Eating during Labor
For decades, women have been advised to avoid eating and drinking during labor, with only ice chips allowed for the better part of labor and delivery. This policy has relaxed recently in a lot of health care facilities (HCF), but still exists in many others, especially in the United States (U.S.).
Concern over food in the gastrointestinal (GI) tract during labor is one of the main drivers of this fasting rule, leading to a “clear liquids only” policy. "Clear liquids" is somewhat of a misnomer, but it usually allows for water, fruit juices without pulp, carbonated beverages, clear tea, black coffee, and/or sports drinks.
Fasting during labor became standard policy in the U.S. after a study in the 1940s suggested that pulmonary aspiration (food solids trapped in the airways) during general anesthesia was an avoidable risk if fasting was done prior to a procedure. However, this rule is outdated; not only has general anesthesia become safer in the last 80 years, but it is also rarely used during labor and delivery.
Further, concerns that were highlighted had more to do with difficulty in intubation itself, not just aspiration related to consumed food. It is well known pregnant woman are harder to intubate than non-pregnant woman. Pregnant women have an estimated failed intubation rate that is eight times higher than the general population. This difficulty is thought to be due increased breast size, fluid buildup, and/or soft tissue changes, not food intake.
Regardless of the above, aspiration is still a concern in most HCFs. Woman who aspirate can develop respiratory distress immediately or several hours after aspiration. Aspiration of a large amount of solid food can block the airway, while smaller amounts can lead to respiratory infection.

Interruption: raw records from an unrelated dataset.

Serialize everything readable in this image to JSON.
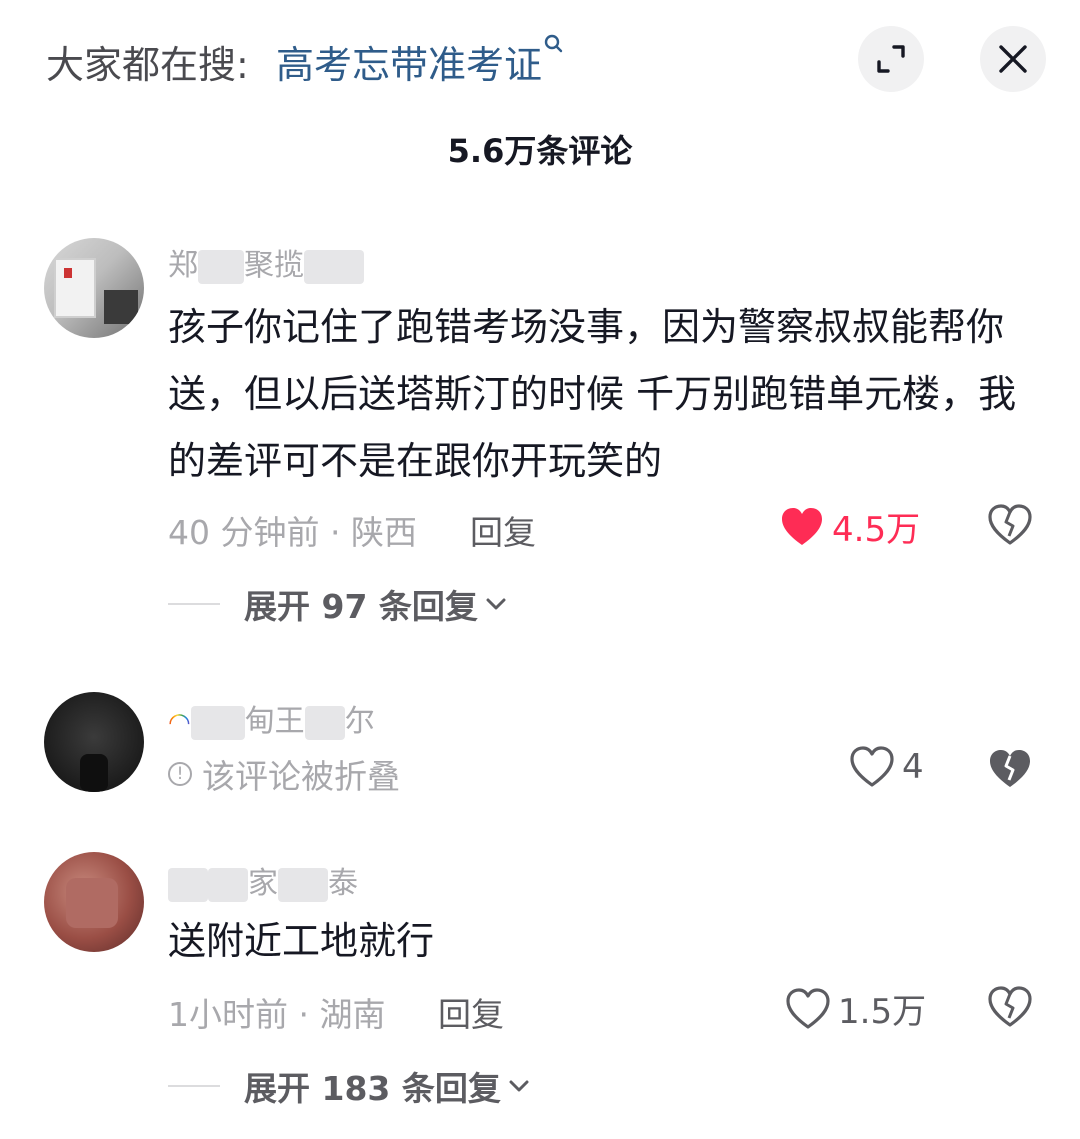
{
  "search": {
    "prefix": "大家都在搜:",
    "term": "高考忘带准考证"
  },
  "header": {
    "title": "5.6万条评论"
  },
  "comments": [
    {
      "username_visible": "郑",
      "username_mid": "聚揽",
      "text": "孩子你记住了跑错考场没事，因为警察叔叔能帮你送，但以后送塔斯汀的时候 千万别跑错单元楼，我的差评可不是在跟你开玩笑的",
      "meta": "40 分钟前 · 陕西",
      "reply_label": "回复",
      "likes": "4.5万",
      "liked": true,
      "expand_label": "展开 97 条回复"
    },
    {
      "username_visible": "甸王",
      "username_mid": "尔",
      "folded_text": "该评论被折叠",
      "likes": "4",
      "liked": false
    },
    {
      "username_visible": "家",
      "username_mid": "泰",
      "text": "送附近工地就行",
      "meta": "1小时前 · 湖南",
      "reply_label": "回复",
      "likes": "1.5万",
      "liked": false,
      "expand_label": "展开 183 条回复"
    }
  ],
  "colors": {
    "like_red": "#fe2c55",
    "link_blue": "#2f5c8a",
    "muted": "#a8a8ac"
  },
  "icons": [
    "search-icon",
    "collapse-icon",
    "close-icon",
    "heart-icon",
    "broken-heart-icon",
    "chevron-down-icon",
    "info-icon"
  ]
}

However, the incidence of maternal death due to aspiration has dramatically decreased, and is, overall, very low.
In a study of maternal deaths in the U.S. from 2011 to 2013, only 3 of 2,009 deaths were due to anesthesia complications, or 0.2%. (It is unclear, however, if those 3 deaths were due to aspiration or another anesthesia-related cause.)
Another estimate indicated that as of 2011, approximately five deaths per one million live births are attributed to anesthesia (0.0005%), however, it is also unclear how many of these deaths were due to aspiration.
Regarding aspiration specifically, there was only one case of maternal death between 2005 and 2013 in the U.S., which involved a woman with several underlying conditions. Additionally, between the years of 2000 and 2005, no aspiration related deaths were reported in the United Kingdom.
Some research even indicates that aspiration among healthy patients may actually be nonexistent.
Risks and Benefits of Fasting
Overall, there appears to be a lack of evidence regarding the relationship between fasting times for clear liquids and the risk of vomiting, reflux, or pulmonary aspiration during labor; however, the risk of aspiration is considered very, very low.
Fasting has not been shown to be a worthwhile technique to prevent aspiration since the publication of the original study in the 1940s.
There is also no high-quality evidence to determine how much time is necessary after eating before the risk of vomiting or reflux during intubation is mitigated (this risk of reflux is why women who are scheduled for a cesarean section take an acid reducing medication prior to the surgery).
However, aspiration rate has not increased even in women who require emergency cesarean sections and did not fast beforehand. Finally, the increasing rate at which women are eating during labor has also not increased the rate of general complications, to include nausea or vomiting.
Additional research indicates that eating a light meal during labor and delivery is actually beneficial, and therefore the ability to eat something outweighs any potential perceived risk of aspiration, especially in women with very long labors. Labor and delivery are physical forms of exercise that require a vast amount of extra calories, and some research compares the caloric needs of women in labor to marathon runners.
Therefore, restricting food could actually do more harm than good by causing the mother stress or exhaustion which could lead to otherwise avoidable interventions.
The World Health Organization recommends that healthcare providers should not prevent women from eating during labor and delivery if the woman feels she needs to eat, especially in a healthy, uncomplicated pregnancy.
The American College of Obstetricians and Gynecologists and the American Society of Anesthesiologists endorse clear liquids during labor, but as of August 2020, still suggest that solid food should be avoided in laboring women.
Planned Cesarean Section
Women need to talk to their HCP as well as the staff at the facility they intend to deliver about their fasting policies during labor and delivery. Women who start laboring at home should be able to eat until hospital admission (or active labor).
However, women with specific risk factors for aspiration (obesity, diabetes, airway problems) or women at increased risk for surgical intervention may require additional restrictions. Women need to discuss their risk factors and/or concerns with their HCP prior to labor.
If the facility has guidelines that permit eating, a light meal could include dry cereal, fruit, light soups, toast, light sandwiches (avoid large slices of meat), juice, or water.